About this task:
If a line in the data holds the string "number", list it.

Extracted records:
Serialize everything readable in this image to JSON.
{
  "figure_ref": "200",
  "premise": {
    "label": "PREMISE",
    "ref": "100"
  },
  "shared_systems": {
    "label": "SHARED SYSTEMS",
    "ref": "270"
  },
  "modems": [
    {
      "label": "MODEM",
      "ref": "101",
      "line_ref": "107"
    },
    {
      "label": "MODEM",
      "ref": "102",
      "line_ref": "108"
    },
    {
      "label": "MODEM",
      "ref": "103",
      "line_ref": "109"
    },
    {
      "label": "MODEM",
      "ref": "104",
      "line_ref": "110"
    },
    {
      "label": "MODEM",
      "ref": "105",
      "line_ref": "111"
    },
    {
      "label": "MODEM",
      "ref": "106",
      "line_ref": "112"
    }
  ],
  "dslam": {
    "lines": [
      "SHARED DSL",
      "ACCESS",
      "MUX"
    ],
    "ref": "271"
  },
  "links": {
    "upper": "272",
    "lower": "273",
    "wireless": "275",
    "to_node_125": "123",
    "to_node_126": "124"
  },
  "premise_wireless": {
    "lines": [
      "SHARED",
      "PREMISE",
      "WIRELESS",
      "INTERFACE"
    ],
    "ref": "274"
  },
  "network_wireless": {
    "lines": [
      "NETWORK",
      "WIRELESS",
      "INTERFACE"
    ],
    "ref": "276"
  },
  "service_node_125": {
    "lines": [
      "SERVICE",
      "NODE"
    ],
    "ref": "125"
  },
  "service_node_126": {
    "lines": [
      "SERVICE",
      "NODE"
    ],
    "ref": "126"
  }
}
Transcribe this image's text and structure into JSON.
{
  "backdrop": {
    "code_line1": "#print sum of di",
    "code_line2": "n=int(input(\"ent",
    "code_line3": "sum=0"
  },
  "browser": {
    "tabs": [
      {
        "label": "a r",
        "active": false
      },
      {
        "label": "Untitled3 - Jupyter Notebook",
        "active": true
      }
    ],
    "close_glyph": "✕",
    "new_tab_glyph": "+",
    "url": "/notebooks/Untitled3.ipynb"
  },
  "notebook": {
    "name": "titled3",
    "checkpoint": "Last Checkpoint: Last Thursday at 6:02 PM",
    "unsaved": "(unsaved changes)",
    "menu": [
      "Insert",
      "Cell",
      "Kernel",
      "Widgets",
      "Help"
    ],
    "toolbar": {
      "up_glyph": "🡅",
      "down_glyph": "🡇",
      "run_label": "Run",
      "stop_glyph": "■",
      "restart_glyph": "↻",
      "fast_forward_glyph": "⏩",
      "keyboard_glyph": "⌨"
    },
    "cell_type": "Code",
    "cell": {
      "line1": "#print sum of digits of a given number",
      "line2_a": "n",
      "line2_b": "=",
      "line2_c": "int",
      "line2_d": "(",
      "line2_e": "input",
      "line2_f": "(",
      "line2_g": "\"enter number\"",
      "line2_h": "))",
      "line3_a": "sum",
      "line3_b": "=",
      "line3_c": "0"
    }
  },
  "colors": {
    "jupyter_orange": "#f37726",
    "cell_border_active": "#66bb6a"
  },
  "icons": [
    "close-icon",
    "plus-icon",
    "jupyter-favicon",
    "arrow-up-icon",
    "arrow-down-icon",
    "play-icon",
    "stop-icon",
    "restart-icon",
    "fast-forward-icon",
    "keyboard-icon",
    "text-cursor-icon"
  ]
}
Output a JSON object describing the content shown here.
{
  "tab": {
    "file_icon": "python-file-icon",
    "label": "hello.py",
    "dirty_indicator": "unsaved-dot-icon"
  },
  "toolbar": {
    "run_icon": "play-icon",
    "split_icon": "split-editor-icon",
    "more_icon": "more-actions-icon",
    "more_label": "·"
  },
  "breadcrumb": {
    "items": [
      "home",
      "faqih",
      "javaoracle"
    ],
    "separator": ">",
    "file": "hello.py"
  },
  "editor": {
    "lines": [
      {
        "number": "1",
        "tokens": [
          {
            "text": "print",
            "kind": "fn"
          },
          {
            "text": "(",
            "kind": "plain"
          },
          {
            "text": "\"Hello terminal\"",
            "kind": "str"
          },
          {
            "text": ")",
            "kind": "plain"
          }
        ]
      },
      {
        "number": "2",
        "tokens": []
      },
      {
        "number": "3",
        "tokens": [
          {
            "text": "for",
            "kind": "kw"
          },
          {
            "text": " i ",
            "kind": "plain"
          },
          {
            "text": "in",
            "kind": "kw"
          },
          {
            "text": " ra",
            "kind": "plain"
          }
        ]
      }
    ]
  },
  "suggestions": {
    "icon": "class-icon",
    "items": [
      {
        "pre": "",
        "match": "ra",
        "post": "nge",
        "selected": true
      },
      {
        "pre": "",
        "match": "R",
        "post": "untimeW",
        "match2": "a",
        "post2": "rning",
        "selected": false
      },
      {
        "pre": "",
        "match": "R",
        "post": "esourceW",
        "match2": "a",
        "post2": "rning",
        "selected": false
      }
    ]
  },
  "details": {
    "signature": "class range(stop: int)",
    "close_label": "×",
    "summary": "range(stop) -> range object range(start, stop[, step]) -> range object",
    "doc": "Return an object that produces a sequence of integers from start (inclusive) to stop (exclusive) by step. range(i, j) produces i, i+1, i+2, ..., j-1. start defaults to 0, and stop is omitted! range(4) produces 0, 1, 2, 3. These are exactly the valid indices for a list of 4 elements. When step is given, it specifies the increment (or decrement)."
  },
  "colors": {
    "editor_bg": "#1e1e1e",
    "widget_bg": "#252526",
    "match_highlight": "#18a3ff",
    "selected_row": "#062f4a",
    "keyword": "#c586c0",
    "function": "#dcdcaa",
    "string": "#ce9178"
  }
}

Solution to the problem:
      "line1": "#print sum of digits of a given number",
      "line2_g": "\"enter number\"",
        "number": "1",
        "number": "2",
        "number": "3",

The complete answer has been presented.